Memorial Day was originally called Decoration Day. To honor the deceased, soldiers would decorate graves of their fallen comrades with flowers, flags and wreaths. Hence Decoration Day. Although Memorial Day became its official title in the 1880s, the holiday wouldn't legally become Memorial Day until 1967.
After the Civil War, General John A. Logan, commander in chief of the Grand Army of the Republic, called for a holiday commemorating fallen soldiers to be observed every May 30. But due to the Uniform Monday Holiday Act, which took effect in 1971, Memorial Day was moved to the last Monday of May to ensure long weekends.
In December 2000, Congress passed a law requiring Americans to pause at 3 p.m. local time on Memorial Day to remember and honor the fallen.
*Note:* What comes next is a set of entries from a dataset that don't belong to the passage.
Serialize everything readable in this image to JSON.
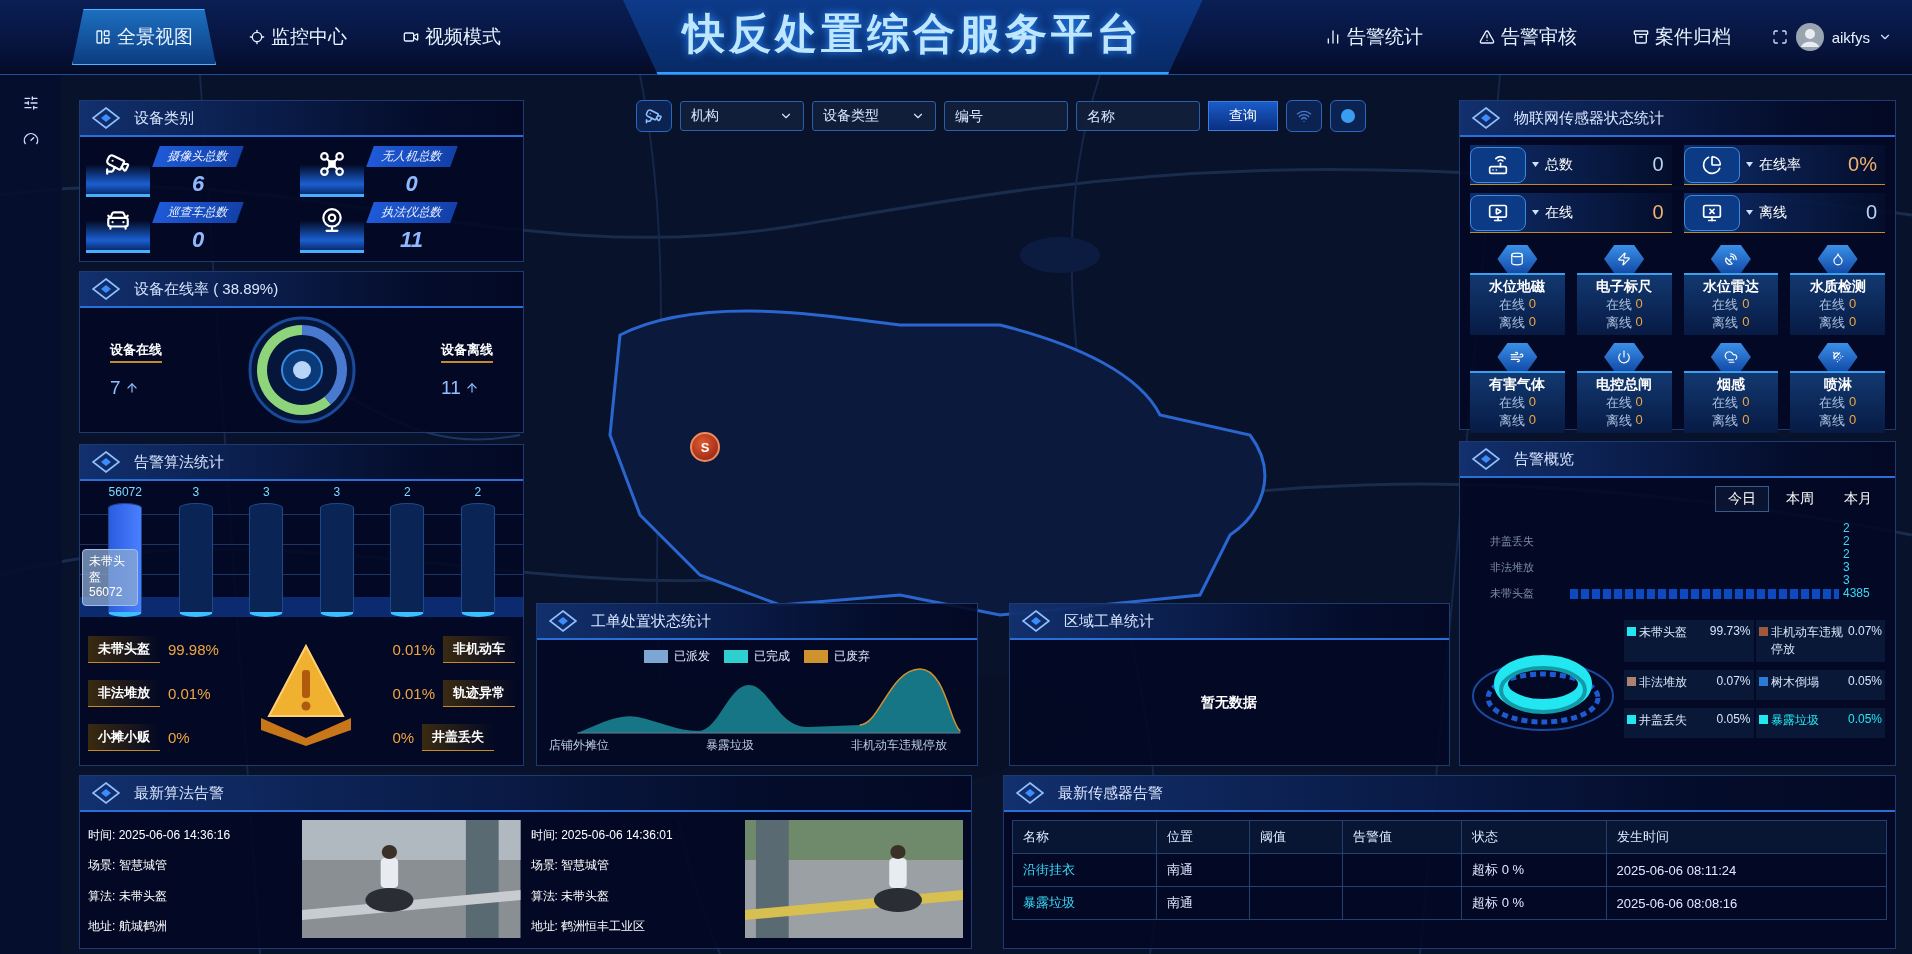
{
  "header": {
    "left_tabs": [
      {
        "label": "全景视图",
        "selected": true
      },
      {
        "label": "监控中心",
        "selected": false
      },
      {
        "label": "视频模式",
        "selected": false
      }
    ],
    "title": "快反处置综合服务平台",
    "right_tabs": [
      {
        "label": "告警统计",
        "selected": false
      },
      {
        "label": "告警审核",
        "selected": false
      },
      {
        "label": "案件归档",
        "selected": false
      }
    ],
    "user": {
      "name": "aikfys"
    }
  },
  "map_marker": {
    "label": "S"
  },
  "toolbar": {
    "selects": [
      {
        "value": "机构"
      },
      {
        "value": "设备类型"
      }
    ],
    "inputs": [
      {
        "placeholder": "编号"
      },
      {
        "placeholder": "名称"
      }
    ],
    "button": "查询"
  },
  "device_category": {
    "title": "设备类别",
    "items": [
      {
        "label": "摄像头总数",
        "value": "6"
      },
      {
        "label": "无人机总数",
        "value": "0"
      },
      {
        "label": "巡查车总数",
        "value": "0"
      },
      {
        "label": "执法仪总数",
        "value": "11"
      }
    ]
  },
  "online_rate": {
    "title": "设备在线率 ( 38.89%)",
    "online": {
      "label": "设备在线",
      "value": "7"
    },
    "offline": {
      "label": "设备离线",
      "value": "11"
    }
  },
  "alarm_algorithms": {
    "title": "告警算法统计",
    "bars": [
      {
        "value": "56072",
        "level": 1
      },
      {
        "value": "3",
        "level": 0
      },
      {
        "value": "3",
        "level": 0
      },
      {
        "value": "3",
        "level": 0
      },
      {
        "value": "2",
        "level": 0
      },
      {
        "value": "2",
        "level": 0
      }
    ],
    "tooltip": {
      "label": "未带头盔",
      "value": "56072"
    },
    "left": [
      {
        "label": "未带头盔",
        "percent": "99.98%"
      },
      {
        "label": "非法堆放",
        "percent": "0.01%"
      },
      {
        "label": "小摊小贩",
        "percent": "0%"
      }
    ],
    "right": [
      {
        "label": "非机动车",
        "percent": "0.01%"
      },
      {
        "label": "轨迹异常",
        "percent": "0.01%"
      },
      {
        "label": "井盖丢失",
        "percent": "0%"
      }
    ]
  },
  "work_orders": {
    "title": "工单处置状态统计",
    "legend": [
      {
        "label": "已派发",
        "color": "#7ea6d2"
      },
      {
        "label": "已完成",
        "color": "#2fcfcf"
      },
      {
        "label": "已废弃",
        "color": "#d0922f"
      }
    ],
    "categories": [
      "店铺外摊位",
      "暴露垃圾",
      "非机动车违规停放"
    ]
  },
  "region_orders": {
    "title": "区域工单统计",
    "empty_text": "暂无数据"
  },
  "iot_sensors": {
    "title": "物联网传感器状态统计",
    "summary": [
      {
        "label": "总数",
        "value": "0",
        "color": "#b7d3f5"
      },
      {
        "label": "在线率",
        "value": "0%",
        "color": "#f0b070"
      },
      {
        "label": "在线",
        "value": "0",
        "color": "#f0b070"
      },
      {
        "label": "离线",
        "value": "0",
        "color": "#b7d3f5"
      }
    ],
    "sensors": [
      {
        "name": "水位地磁",
        "online_label": "在线",
        "online": "0",
        "offline_label": "离线",
        "offline": "0"
      },
      {
        "name": "电子标尺",
        "online_label": "在线",
        "online": "0",
        "offline_label": "离线",
        "offline": "0"
      },
      {
        "name": "水位雷达",
        "online_label": "在线",
        "online": "0",
        "offline_label": "离线",
        "offline": "0"
      },
      {
        "name": "水质检测",
        "online_label": "在线",
        "online": "0",
        "offline_label": "离线",
        "offline": "0"
      },
      {
        "name": "有害气体",
        "online_label": "在线",
        "online": "0",
        "offline_label": "离线",
        "offline": "0"
      },
      {
        "name": "电控总闸",
        "online_label": "在线",
        "online": "0",
        "offline_label": "离线",
        "offline": "0"
      },
      {
        "name": "烟感",
        "online_label": "在线",
        "online": "0",
        "offline_label": "离线",
        "offline": "0"
      },
      {
        "name": "喷淋",
        "online_label": "在线",
        "online": "0",
        "offline_label": "离线",
        "offline": "0"
      }
    ]
  },
  "alarm_overview": {
    "title": "告警概览",
    "periods": [
      {
        "label": "今日",
        "selected": true
      },
      {
        "label": "本周",
        "selected": false
      },
      {
        "label": "本月",
        "selected": false
      }
    ],
    "ranking": [
      {
        "value": "2"
      },
      {
        "label": "井盖丢失",
        "value": "2"
      },
      {
        "value": "2"
      },
      {
        "label": "非法堆放",
        "value": "3"
      },
      {
        "value": "3"
      },
      {
        "label": "未带头盔",
        "value": "4385",
        "level": 1
      }
    ],
    "legend": [
      {
        "label": "未带头盔",
        "percent": "99.73%",
        "color": "#22e6f0",
        "selected": false
      },
      {
        "label": "非机动车违规停放",
        "percent": "0.07%",
        "color": "#a0583a",
        "selected": false
      },
      {
        "label": "非法堆放",
        "percent": "0.07%",
        "color": "#b08070",
        "selected": false
      },
      {
        "label": "树木倒塌",
        "percent": "0.05%",
        "color": "#2a7ad8",
        "selected": false
      },
      {
        "label": "井盖丢失",
        "percent": "0.05%",
        "color": "#22e6f0",
        "selected": false
      },
      {
        "label": "暴露垃圾",
        "percent": "0.05%",
        "color": "#22e6f0",
        "selected": true
      }
    ]
  },
  "latest_algorithm_alerts": {
    "title": "最新算法告警",
    "alerts": [
      {
        "lines": [
          "时间: 2025-06-06 14:36:16",
          "场景: 智慧城管",
          "算法: 未带头盔",
          "地址: 航城鹤洲"
        ]
      },
      {
        "lines": [
          "时间: 2025-06-06 14:36:01",
          "场景: 智慧城管",
          "算法: 未带头盔",
          "地址: 鹤洲恒丰工业区"
        ]
      }
    ]
  },
  "latest_sensor_alerts": {
    "title": "最新传感器告警",
    "columns": [
      "名称",
      "位置",
      "阈值",
      "告警值",
      "状态",
      "发生时间"
    ],
    "rows": [
      {
        "name": "沿街挂衣",
        "location": "南通",
        "status": "超标 0 %",
        "time": "2025-06-06 08:11:24"
      },
      {
        "name": "暴露垃圾",
        "location": "南通",
        "status": "超标 0 %",
        "time": "2025-06-06 08:08:16"
      }
    ]
  }
}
In addition to the national holiday, nine states officially set aside a day to honor those who died fighting for the Confederacy in the Civil War: Texas, South Carolina, North Carolina, Alabama, Virginia, Louisiana, Mississippi, Tennessee and Georgia. The days vary, but only Virginia observes Confederate Memorial Day on the last Monday of May, in accordance with the federal observance of Memorial Day.